WHAT YOU HAVE TO DO – Below are the records; copy each line in which "Super" can be found.
########################################
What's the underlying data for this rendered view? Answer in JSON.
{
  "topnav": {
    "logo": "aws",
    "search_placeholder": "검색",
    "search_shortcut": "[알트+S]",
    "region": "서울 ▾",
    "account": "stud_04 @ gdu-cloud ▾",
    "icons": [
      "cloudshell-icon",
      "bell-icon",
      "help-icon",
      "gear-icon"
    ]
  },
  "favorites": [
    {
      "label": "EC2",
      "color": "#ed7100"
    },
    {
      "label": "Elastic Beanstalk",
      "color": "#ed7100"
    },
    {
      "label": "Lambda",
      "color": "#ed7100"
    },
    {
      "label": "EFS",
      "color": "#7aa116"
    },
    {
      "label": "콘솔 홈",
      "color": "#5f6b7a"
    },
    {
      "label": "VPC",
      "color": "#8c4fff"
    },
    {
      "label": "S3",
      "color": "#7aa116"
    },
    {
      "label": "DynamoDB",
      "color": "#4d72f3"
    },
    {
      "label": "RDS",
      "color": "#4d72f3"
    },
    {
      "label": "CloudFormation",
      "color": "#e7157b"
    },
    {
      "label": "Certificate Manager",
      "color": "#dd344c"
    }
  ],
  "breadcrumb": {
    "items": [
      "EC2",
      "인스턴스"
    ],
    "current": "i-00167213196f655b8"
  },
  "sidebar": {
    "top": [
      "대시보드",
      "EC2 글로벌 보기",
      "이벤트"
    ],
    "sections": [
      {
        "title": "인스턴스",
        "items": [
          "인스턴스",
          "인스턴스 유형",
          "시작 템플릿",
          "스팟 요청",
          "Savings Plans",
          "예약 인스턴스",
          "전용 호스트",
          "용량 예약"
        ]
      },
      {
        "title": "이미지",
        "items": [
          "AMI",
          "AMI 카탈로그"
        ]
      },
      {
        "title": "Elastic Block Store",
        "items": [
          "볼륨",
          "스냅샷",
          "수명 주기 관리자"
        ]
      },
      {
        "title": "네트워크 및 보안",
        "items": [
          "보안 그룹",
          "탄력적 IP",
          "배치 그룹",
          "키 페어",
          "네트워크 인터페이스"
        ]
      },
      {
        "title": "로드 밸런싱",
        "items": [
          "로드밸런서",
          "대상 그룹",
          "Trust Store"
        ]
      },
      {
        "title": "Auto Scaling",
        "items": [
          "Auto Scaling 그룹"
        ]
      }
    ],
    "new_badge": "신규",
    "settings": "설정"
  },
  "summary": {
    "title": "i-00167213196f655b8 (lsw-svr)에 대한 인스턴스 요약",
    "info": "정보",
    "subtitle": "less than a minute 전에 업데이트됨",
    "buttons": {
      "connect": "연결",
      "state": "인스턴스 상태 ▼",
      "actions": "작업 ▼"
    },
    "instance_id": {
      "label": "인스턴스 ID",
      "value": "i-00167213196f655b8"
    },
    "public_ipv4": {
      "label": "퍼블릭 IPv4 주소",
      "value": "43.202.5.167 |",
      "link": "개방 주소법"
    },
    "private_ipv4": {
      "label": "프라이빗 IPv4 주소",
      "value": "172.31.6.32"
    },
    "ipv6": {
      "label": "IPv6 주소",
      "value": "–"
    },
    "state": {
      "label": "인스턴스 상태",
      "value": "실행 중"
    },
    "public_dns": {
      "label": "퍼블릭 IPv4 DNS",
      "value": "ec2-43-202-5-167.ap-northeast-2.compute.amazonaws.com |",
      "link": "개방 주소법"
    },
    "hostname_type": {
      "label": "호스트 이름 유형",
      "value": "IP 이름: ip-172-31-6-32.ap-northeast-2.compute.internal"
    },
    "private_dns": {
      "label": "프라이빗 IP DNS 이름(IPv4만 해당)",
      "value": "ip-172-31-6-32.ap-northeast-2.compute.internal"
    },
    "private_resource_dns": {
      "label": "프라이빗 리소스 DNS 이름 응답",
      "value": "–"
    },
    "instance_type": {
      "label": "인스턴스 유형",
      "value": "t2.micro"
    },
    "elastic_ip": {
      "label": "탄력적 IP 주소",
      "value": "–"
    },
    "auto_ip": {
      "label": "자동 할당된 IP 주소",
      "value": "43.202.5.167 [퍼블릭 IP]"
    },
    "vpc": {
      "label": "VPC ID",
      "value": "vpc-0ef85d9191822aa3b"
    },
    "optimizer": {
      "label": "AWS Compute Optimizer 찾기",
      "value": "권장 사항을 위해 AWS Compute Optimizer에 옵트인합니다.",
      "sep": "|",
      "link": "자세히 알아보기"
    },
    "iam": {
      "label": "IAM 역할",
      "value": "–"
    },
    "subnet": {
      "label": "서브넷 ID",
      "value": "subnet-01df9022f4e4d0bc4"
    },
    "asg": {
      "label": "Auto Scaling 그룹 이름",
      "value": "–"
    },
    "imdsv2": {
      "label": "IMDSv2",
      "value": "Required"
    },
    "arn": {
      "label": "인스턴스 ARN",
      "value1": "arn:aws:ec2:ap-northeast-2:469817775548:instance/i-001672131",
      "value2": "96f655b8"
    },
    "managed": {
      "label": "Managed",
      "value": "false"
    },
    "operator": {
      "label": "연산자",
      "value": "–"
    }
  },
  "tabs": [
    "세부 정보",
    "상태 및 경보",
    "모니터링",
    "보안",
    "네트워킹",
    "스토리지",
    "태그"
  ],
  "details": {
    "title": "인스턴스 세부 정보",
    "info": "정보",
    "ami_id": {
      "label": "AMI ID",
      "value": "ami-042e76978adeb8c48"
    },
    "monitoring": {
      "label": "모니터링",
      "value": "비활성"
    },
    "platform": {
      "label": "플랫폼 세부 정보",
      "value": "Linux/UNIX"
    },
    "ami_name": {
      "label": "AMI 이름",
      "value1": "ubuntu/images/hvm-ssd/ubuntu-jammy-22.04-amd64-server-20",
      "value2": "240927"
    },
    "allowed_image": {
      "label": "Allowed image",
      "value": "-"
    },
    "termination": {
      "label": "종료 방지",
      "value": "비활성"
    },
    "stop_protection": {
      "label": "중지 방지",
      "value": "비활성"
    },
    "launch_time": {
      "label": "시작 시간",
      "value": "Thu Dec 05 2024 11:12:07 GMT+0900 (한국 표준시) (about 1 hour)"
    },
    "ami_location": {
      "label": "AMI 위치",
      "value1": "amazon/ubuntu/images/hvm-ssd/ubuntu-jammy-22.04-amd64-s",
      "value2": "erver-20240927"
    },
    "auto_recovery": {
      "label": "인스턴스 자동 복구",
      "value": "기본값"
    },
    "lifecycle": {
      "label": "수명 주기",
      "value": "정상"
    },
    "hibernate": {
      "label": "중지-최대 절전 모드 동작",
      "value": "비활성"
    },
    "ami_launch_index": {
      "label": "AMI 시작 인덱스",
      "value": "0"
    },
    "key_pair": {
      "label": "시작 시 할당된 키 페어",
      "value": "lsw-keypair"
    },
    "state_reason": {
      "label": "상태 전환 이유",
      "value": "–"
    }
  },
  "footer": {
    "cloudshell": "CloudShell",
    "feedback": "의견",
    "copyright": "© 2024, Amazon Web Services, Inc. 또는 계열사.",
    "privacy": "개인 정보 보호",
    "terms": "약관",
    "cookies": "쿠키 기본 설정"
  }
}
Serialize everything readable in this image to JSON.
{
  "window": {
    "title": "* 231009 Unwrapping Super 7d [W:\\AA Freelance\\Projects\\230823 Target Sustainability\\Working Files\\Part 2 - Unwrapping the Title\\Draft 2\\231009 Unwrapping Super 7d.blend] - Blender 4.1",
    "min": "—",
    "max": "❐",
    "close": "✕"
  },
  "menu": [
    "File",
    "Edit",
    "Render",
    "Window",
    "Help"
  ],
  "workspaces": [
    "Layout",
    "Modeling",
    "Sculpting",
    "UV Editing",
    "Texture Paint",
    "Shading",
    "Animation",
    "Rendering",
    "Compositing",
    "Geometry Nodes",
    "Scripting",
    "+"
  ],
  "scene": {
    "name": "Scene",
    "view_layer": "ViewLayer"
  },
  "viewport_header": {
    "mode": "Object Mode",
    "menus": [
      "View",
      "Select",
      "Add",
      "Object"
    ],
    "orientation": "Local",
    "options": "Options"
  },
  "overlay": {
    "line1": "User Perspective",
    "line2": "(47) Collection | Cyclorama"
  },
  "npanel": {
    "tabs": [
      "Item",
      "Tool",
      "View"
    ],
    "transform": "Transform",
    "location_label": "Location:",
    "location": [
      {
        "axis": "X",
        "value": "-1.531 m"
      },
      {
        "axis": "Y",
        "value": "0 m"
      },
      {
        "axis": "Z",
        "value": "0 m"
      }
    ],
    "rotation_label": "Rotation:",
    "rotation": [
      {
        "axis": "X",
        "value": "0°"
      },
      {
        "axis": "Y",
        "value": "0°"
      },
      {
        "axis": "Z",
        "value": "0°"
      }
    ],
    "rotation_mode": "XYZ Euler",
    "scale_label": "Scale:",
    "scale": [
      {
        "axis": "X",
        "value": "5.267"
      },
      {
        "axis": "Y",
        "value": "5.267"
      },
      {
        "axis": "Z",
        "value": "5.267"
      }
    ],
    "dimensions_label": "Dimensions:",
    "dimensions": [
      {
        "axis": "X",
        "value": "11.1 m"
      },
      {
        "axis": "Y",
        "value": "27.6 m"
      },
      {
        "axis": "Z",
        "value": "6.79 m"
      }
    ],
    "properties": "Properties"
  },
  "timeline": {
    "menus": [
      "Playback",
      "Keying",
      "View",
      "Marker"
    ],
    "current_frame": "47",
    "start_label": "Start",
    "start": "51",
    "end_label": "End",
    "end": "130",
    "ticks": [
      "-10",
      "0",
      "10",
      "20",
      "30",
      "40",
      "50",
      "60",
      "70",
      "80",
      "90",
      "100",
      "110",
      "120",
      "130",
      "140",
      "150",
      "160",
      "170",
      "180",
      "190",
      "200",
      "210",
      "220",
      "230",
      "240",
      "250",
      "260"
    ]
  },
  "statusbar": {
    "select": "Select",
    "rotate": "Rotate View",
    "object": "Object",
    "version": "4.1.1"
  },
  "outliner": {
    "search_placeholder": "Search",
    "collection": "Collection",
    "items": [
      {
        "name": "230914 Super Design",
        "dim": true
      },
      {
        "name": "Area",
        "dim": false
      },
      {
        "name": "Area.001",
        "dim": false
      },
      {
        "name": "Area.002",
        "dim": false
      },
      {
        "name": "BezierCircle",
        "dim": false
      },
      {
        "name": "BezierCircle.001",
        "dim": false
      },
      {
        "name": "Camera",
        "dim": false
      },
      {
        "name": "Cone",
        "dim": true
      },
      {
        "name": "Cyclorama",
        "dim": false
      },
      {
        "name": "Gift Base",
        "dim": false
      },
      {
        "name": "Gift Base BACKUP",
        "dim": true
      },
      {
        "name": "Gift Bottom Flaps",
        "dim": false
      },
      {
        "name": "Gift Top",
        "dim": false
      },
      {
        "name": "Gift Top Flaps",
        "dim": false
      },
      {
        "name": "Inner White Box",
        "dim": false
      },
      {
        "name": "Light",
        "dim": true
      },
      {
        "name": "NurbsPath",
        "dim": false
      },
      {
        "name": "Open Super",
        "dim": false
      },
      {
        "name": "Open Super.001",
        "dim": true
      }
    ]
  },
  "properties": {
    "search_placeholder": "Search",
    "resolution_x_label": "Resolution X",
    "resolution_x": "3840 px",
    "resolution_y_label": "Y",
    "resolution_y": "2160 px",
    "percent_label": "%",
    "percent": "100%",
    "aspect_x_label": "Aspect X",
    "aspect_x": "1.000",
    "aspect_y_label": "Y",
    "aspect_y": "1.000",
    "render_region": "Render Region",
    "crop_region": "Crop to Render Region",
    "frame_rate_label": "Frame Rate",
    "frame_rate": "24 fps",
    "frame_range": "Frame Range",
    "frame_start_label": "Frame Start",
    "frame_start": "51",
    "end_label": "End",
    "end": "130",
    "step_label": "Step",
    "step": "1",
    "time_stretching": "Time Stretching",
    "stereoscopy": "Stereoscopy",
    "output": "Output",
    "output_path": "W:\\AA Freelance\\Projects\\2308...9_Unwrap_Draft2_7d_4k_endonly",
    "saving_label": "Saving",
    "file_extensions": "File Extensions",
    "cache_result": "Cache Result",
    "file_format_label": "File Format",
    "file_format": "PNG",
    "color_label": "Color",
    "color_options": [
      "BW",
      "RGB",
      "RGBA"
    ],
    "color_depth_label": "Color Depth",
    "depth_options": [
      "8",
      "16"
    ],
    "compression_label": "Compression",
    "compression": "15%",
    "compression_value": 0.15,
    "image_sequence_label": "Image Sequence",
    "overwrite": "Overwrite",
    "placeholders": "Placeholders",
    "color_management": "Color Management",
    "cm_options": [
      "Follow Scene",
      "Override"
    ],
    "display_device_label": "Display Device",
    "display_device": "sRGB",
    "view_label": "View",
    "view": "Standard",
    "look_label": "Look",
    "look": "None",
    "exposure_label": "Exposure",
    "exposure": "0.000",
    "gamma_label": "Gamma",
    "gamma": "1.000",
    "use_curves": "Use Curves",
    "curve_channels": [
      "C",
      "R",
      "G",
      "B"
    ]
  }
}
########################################
TASK SOLUTION –
    "title": "* 231009 Unwrapping Super 7d [W:\\AA Freelance\\Projects\\230823 Target Sustainability\\Working Files\\Part 2 - Unwrapping the Title\\Draft 2\\231009 Unwrapping Super 7d.blend] - Blender 4.1",
        "name": "230914 Super Design",
        "name": "Open Super",
        "name": "Open Super.001",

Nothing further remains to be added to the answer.